I am finding the coverage of the recent gap-year crash in Ecuador rather uncomfortable. No less a broadcaster than the BBC could be found broadcasting the collapse of two grieving parents.
What is so cruel about this kind of coverage is the way in which the bereaved feel somehow obliged to co-operate with the media. The poor couple, Mr and Mrs Swann, looked like rabbits caught in headlights. But to refuse to go on TV to “pay tribute” to their daughter Indira Swann would now be seen as somehow dishonouring her memory.
All the crucial details of the incident are known. There is no wider political or social side to a tragic accident. That the roads in Ecuador are clearly very bad is undoubtedly a development issue. But the only thing that makes this a “second-day” story is the participation of the parents.

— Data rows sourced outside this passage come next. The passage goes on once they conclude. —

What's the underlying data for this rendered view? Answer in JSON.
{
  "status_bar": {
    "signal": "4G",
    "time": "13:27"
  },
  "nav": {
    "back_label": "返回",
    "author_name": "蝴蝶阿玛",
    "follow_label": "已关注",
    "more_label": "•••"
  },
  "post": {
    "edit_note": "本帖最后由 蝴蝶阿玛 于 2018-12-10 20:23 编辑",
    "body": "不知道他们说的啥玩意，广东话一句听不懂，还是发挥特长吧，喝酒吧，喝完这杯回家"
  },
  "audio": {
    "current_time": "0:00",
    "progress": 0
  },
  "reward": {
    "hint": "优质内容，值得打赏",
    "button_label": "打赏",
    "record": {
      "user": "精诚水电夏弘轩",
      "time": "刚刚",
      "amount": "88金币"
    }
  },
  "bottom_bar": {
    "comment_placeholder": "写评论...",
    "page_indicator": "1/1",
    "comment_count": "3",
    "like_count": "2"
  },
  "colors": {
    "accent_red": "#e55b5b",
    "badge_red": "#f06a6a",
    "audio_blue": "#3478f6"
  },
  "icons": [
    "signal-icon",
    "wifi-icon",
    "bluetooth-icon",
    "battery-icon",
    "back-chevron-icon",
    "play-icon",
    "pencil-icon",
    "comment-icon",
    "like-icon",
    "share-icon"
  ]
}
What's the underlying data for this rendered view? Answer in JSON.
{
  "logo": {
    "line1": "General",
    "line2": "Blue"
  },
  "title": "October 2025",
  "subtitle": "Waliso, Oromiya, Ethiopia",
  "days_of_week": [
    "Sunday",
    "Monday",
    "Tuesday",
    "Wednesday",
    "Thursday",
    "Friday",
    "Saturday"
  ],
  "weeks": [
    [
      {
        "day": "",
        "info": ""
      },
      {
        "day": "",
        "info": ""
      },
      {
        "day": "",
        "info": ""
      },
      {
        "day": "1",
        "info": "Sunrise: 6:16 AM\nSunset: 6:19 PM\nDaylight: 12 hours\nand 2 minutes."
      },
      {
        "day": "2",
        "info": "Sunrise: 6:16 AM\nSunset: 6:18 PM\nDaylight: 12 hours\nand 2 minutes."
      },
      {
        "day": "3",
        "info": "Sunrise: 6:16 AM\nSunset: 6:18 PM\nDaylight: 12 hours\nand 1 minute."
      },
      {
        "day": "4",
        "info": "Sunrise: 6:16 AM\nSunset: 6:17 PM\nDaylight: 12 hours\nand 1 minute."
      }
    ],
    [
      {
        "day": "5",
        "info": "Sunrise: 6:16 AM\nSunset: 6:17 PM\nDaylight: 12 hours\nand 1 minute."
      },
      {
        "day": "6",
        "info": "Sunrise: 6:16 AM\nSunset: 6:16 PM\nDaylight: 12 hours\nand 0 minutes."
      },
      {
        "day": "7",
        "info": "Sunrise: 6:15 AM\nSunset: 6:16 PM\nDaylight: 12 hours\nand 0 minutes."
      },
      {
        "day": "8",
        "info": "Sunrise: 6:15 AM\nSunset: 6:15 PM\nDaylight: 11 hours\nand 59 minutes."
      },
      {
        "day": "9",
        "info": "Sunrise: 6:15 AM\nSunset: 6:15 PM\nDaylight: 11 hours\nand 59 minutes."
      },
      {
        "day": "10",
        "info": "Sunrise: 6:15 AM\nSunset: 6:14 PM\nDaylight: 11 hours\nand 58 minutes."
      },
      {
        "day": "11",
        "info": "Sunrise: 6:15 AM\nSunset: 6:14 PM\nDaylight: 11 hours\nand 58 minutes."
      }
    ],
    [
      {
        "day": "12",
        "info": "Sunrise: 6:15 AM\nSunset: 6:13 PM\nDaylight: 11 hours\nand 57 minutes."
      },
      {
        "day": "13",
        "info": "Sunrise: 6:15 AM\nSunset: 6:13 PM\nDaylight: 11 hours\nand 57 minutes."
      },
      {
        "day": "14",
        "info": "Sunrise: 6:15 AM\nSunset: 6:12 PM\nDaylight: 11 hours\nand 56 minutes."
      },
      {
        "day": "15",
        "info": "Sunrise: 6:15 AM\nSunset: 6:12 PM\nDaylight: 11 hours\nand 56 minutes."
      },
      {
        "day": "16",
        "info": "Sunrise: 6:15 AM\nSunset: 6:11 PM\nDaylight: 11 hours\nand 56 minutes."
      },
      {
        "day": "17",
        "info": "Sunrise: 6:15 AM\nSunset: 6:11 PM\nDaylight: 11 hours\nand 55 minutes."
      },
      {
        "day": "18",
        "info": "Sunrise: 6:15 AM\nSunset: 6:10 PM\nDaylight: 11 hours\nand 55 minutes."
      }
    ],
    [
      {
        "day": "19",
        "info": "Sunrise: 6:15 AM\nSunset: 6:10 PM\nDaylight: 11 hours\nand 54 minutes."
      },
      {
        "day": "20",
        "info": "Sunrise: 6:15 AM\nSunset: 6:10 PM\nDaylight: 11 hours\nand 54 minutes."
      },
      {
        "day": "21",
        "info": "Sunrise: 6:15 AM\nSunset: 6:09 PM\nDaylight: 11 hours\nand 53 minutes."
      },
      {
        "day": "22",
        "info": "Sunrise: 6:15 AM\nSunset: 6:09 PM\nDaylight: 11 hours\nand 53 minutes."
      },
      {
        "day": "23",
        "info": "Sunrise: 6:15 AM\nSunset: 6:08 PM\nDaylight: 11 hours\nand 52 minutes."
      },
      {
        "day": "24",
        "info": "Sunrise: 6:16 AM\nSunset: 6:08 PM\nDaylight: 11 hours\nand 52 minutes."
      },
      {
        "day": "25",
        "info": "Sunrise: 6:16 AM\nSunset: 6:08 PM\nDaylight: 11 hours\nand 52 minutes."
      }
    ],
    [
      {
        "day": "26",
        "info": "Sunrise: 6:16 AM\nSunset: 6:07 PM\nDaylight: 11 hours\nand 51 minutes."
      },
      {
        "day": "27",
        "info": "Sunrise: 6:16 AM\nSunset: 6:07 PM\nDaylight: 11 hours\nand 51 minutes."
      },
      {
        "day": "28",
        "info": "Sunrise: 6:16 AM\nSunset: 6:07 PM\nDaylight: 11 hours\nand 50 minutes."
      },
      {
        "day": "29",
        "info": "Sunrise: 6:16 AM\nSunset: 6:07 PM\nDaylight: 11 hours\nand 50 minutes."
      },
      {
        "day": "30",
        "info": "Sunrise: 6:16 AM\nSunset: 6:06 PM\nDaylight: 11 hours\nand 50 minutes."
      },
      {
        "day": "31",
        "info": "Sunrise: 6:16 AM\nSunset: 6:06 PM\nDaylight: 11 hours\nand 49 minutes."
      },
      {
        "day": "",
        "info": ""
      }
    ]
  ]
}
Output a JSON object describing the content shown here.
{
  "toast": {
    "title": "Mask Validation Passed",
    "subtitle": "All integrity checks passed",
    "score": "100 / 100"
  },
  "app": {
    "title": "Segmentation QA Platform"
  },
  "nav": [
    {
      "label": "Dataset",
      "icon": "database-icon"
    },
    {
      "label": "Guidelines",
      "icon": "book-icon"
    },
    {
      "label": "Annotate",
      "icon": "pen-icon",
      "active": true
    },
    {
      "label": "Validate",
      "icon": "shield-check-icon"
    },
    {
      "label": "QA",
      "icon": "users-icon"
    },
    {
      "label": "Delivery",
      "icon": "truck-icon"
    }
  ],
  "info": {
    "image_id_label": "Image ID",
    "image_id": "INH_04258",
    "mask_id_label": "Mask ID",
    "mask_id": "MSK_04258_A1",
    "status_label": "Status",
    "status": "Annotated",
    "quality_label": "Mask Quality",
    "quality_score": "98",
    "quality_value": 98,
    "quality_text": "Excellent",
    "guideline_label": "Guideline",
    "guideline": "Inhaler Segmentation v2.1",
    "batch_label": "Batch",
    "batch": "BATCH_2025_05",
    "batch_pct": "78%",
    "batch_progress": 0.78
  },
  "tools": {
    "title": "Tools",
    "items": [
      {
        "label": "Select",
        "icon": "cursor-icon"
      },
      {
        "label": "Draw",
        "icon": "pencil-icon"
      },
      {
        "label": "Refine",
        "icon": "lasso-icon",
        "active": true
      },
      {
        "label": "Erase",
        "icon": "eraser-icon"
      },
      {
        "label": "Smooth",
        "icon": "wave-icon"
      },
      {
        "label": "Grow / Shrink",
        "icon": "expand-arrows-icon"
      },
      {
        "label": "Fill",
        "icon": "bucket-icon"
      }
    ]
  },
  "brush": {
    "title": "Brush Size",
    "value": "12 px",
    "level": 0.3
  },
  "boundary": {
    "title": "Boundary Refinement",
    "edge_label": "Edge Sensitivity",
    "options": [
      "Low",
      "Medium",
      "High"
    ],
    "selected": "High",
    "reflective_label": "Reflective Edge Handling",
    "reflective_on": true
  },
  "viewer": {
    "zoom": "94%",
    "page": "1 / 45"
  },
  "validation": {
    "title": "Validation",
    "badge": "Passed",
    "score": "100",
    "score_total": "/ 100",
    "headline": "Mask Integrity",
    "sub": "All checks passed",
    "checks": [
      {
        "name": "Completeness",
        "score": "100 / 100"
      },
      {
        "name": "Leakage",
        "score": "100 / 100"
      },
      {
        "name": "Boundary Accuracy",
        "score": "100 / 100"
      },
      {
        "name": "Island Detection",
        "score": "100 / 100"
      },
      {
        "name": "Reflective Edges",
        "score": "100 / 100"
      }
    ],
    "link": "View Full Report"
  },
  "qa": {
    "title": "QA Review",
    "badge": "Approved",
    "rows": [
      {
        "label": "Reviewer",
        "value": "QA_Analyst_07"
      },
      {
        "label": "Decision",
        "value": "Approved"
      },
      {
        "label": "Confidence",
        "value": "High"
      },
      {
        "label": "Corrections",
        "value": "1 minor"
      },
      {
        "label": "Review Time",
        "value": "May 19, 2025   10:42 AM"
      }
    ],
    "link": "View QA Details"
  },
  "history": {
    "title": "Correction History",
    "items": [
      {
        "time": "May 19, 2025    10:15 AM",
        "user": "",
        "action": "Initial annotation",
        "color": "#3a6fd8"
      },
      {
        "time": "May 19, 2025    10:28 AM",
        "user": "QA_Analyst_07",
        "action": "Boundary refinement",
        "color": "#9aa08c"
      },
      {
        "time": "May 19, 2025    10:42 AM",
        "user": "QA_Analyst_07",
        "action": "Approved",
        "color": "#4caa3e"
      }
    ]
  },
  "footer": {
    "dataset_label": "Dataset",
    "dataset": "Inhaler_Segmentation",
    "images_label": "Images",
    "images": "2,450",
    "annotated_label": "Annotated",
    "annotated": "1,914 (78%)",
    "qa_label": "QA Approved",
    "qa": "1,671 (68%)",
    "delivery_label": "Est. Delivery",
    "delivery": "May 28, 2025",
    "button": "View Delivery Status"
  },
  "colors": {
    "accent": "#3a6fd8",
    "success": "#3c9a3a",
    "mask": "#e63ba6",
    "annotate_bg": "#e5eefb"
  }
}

What are the chances that a news columnist will become indignant over the symbolism of this? “We are only interested in the story because they are good looking”, “gap years are the finishing school for the middle-class” etcetera. Or a mile-by-mile account of the survivors’ repatriation. Anything to print the photos of those five pretty women again.